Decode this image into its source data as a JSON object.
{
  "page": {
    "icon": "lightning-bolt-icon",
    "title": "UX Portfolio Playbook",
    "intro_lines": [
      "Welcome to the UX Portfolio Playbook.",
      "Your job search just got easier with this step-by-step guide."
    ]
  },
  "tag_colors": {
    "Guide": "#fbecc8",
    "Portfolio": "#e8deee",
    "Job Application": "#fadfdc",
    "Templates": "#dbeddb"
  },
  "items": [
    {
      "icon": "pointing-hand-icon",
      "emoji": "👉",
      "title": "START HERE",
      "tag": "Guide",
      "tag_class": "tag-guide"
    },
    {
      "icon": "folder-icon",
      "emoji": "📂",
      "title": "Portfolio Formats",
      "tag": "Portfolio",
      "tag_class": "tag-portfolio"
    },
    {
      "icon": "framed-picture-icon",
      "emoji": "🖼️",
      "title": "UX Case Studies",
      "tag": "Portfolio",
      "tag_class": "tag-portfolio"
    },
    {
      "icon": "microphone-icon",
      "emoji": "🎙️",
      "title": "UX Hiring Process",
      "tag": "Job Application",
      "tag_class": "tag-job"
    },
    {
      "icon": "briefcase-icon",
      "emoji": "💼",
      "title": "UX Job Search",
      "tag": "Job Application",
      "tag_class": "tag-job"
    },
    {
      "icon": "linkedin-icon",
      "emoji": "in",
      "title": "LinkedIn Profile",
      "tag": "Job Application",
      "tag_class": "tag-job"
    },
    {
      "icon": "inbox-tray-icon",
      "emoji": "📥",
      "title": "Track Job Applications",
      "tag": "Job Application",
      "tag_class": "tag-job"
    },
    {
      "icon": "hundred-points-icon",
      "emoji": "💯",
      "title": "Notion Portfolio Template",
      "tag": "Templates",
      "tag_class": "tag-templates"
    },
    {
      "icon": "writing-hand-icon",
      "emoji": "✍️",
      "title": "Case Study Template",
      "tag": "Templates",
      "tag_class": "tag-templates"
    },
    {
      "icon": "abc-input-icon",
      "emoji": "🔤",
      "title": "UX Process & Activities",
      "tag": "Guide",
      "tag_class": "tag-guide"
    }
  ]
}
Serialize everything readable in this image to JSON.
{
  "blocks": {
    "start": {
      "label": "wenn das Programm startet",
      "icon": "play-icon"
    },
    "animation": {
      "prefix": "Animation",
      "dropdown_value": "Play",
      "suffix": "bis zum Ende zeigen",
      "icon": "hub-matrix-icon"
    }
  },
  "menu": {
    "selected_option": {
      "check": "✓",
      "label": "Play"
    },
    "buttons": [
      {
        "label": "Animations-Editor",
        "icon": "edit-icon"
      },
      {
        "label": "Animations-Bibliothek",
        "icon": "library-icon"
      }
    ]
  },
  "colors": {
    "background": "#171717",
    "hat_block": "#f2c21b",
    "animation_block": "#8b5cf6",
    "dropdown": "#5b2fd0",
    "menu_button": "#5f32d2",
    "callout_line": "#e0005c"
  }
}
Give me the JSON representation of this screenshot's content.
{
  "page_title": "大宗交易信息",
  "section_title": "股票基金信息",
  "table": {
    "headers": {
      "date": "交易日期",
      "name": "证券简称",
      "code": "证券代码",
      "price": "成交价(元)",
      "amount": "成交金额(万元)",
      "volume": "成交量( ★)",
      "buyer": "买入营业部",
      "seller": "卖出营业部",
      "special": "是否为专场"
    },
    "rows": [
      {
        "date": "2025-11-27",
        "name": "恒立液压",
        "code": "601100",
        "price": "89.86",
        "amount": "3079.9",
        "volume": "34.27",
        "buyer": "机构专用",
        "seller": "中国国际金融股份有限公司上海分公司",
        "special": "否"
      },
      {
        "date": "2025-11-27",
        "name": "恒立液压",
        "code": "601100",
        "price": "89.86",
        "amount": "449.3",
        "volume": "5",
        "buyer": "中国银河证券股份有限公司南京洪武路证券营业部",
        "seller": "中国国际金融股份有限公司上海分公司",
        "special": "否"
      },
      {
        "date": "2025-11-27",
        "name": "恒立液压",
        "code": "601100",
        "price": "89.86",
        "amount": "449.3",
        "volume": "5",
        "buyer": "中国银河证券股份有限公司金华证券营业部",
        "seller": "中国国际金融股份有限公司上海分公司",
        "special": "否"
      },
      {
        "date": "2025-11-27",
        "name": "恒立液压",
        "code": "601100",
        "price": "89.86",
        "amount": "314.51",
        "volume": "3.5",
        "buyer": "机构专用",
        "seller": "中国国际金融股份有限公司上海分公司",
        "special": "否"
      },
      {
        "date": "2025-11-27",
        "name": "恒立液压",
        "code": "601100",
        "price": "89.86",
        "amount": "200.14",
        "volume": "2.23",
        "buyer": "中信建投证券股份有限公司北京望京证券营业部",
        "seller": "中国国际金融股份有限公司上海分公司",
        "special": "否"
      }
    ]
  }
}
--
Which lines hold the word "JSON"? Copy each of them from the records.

▶ [Response for this exercise]
Decode this image into its source data as a JSON object.
Serialize everything readable in this image to JSON.
Give me the JSON representation of this screenshot's content.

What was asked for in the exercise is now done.